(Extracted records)
---

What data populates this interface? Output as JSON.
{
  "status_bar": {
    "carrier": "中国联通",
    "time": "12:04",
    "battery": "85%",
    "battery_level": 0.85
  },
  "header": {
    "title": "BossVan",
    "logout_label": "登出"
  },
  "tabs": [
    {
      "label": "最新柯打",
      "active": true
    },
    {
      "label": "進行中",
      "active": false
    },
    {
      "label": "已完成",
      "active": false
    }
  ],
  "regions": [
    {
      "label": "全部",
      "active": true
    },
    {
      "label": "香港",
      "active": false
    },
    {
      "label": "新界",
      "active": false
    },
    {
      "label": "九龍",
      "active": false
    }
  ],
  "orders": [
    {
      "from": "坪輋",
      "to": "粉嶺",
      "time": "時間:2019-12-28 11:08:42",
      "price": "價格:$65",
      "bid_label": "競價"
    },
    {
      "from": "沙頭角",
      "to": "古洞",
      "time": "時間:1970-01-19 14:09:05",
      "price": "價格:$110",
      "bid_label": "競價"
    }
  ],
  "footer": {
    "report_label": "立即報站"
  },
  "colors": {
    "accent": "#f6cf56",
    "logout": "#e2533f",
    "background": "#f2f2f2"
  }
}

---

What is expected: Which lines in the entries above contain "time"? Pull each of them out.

Output for this exercise:
    "time": "12:04",
      "time": "時間:2019-12-28 11:08:42",
      "time": "時間:1970-01-19 14:09:05",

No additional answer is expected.